Dale Stephens, the National Party’s Christchurch Central candidate, says his party might decide to keep some elements of co-governance, if elected next month.
National, along with Te Pāti Māori, signed the UN Declaration on the Rights of Indigenous Peoples (UNDRIP) which introduced co-governance in April 2010. This signing set the stage for the contentious He Puapua report, which Labour later incorporated into initiatives like the Three Waters reforms, amid sharp criticism from National.
Stephens says that the term “co-governance” has been misappropriated in recent years, and that it is important to have a clear definition of what it means.
He says that National’s Māori MPs have experience working with Māori, and that they will fight to keep elements of co-governance in place.
“The first thing the likes of Tama [Potaka] and myself will need to be doing is getting the definitions very clear,” Stephens told Waatea today.
“Chris Finlayson (former National Treaty of Waitangi negotiations minister) brought through co-management principles for the use and management and sharing of natural resources,” he said.
“Somehow they have moved that from being co-management to co-governance,” Stephens said.
National’s Māori caucus may have more than its own MPs to contend with over the co-governance kōrero.
Coalition partner ACT earlier this week renewed calls for public consultation and a referendum on the principles of Te Tiriti o Waitangi, saying co-governance has never been properly debated in New Zealand.
While Seymour expressed support for Treaty settlements and article two rights, he made it clear ACT opposes the idea of separate governance structures, such as a separate Māori health authority or dual governance in certain areas like science and water infrastructure.

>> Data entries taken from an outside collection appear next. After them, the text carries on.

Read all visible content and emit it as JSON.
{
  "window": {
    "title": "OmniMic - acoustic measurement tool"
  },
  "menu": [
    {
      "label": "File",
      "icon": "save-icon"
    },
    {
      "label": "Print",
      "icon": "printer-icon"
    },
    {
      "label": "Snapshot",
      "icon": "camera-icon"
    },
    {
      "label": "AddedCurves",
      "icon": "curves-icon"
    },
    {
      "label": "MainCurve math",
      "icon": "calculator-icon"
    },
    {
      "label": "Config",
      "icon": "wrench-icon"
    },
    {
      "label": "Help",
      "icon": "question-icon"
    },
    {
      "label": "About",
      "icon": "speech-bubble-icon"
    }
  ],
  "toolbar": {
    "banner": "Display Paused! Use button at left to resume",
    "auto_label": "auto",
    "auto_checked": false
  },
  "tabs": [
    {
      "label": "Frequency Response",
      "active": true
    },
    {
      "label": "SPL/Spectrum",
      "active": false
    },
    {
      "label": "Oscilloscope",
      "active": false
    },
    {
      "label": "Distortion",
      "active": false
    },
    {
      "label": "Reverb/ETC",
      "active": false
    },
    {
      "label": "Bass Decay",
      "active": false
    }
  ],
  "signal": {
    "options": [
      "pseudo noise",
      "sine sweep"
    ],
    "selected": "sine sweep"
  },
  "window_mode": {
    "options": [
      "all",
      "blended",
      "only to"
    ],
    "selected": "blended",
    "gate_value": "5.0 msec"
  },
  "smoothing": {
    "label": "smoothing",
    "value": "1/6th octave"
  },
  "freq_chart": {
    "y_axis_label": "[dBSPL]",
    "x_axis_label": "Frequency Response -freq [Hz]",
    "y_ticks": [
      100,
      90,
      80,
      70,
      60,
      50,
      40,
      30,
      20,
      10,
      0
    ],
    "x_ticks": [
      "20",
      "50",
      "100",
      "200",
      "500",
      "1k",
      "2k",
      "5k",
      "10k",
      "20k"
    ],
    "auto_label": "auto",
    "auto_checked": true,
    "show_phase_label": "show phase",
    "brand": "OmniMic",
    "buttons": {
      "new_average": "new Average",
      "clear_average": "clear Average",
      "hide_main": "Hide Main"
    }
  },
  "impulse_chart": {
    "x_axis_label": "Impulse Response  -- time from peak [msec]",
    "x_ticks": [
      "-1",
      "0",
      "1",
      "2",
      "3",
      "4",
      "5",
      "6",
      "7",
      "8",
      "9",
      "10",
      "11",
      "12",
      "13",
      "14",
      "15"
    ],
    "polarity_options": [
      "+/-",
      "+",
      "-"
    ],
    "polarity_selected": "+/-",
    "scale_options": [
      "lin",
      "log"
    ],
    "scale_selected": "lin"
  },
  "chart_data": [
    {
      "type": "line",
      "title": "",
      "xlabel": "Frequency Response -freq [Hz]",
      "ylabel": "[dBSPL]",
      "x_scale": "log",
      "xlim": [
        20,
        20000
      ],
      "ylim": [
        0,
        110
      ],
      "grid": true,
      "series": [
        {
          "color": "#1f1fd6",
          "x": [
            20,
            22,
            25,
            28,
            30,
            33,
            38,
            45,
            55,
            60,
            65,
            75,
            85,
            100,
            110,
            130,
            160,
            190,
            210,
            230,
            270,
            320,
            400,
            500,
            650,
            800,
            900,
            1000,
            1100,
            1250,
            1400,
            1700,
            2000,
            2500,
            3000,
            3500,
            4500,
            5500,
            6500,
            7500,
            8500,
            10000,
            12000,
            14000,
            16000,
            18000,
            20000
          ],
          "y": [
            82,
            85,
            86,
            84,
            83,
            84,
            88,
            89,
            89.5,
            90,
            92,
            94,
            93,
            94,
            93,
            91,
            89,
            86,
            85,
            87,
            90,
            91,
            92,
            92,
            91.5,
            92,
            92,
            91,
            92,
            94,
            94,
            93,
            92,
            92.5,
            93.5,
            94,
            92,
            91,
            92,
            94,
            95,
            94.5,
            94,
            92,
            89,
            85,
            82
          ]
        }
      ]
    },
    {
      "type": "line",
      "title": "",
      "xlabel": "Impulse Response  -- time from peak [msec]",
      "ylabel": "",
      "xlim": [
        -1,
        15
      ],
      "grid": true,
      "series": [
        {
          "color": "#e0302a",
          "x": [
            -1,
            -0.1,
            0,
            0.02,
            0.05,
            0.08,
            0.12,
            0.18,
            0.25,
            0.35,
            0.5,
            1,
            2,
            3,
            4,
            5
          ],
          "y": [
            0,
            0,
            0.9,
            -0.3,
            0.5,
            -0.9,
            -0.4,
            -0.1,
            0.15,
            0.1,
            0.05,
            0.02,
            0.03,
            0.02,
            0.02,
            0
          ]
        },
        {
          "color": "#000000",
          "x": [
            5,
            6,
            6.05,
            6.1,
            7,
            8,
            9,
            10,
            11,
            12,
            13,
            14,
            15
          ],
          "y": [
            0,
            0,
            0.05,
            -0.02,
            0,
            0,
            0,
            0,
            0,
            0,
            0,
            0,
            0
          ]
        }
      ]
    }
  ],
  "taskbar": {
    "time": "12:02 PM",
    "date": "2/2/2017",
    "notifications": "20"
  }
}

“I think, at some point, you’re a human being born into this country with the same rights and duties as all others, with past wrongs put right and one 5,000,000th of the opportunity to go forward,” Seymour told Moana Maniapoto Monday.
Opinion polls suggest National leader Chris Luxon will need Act’s support, and potentially NZ First’s Winston Peters, to form a government.
With 49 parliamentary seats projected for National, Dale Stephens, ranked 29th on their list, looks more or less a sure thing to secure a seat in Parliament.